“Don’t you think he has a chance of getting a medal now?” he would ask the commentator.
Even though the audience couldn’t see his face, we were treated to a long pause that meant “are you kidding me?” but came out in the more formal, “that would be unlikely.”
I was in Japan for several corporate training events in executive communication. The barrier to communicate is high in Japan where embarrassment is a more powerful motivator to be silent than praise can be to be creative.
I had to resort to another favorite golf story of mine to lower the barrier.
In Japan, a junior golfer who grabs his first golf club is encouraged to learn basics—form, swing mechanics, stance, etc. A PGA teaching pro friend of mine told me that he would simply tell the kid to grab the club and rip it, encouraging the child to hit the ball as far as he can.
“You can’t teach distance, so you want them to learn to hit far to begin with. We can teach the other stuff later. That’s easy to fix.”
I told my audience that the power to communicate is the same. When we are children, we are so innocent and open, but then we are told that it’s bad to say this or that, and when we enter adulthood, even more restrictions are imposed. My primary goals was to help them remove the barriers to communication—telling them to use all their emotions and body movements and voices to communicate. That’s the communication equivalent of taking a rip.

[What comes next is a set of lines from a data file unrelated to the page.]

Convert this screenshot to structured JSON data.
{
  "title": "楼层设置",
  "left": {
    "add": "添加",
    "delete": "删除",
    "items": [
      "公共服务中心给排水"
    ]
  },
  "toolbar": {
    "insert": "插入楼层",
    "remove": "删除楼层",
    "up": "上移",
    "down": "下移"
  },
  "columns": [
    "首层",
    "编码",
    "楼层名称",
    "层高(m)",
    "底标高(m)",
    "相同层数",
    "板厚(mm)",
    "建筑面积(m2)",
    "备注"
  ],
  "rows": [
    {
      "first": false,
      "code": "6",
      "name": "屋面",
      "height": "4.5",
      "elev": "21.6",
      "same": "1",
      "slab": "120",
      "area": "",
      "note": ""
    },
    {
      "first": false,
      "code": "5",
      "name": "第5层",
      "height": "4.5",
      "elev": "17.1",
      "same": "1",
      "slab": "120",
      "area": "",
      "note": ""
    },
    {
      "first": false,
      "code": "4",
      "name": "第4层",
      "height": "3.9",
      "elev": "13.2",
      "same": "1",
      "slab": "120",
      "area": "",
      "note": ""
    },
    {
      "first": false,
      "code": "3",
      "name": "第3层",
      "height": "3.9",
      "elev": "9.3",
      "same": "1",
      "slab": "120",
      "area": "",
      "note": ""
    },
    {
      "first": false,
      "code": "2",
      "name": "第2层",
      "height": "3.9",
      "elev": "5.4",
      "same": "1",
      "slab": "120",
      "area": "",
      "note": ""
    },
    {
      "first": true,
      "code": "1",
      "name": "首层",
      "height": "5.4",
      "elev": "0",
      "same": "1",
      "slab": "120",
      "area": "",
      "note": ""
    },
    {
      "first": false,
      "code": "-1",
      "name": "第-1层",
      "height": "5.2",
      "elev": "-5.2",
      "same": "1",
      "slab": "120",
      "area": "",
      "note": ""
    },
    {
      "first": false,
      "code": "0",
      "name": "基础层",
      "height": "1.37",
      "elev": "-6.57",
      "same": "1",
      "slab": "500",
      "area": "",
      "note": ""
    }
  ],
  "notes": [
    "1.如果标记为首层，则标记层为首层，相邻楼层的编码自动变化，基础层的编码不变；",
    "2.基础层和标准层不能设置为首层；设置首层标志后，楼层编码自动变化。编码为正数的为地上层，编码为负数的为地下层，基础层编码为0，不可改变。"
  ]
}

One of the tools that I had used was to have participants engage not only in role playing, but in playing out scripted scenes that we would videotape. The participants had a blast.
Talent development requires us to remove many of the inhibitions that society imposed on us. Later in life, they are self-imposed. If Olympic athletes imposed such restrictions on themselves, we would never see another Phelps or Bolt or Kitajima. The Japanese Softball team may have given up after so many losses to the US team. And the newest moves in gymnastics and platform diving may never happen.
The Beijing Olympics taught us many lessons. Whether they are positive lessons or negative ones, the 2008 Olympic Games will be a source of thousands of great stories for years to come.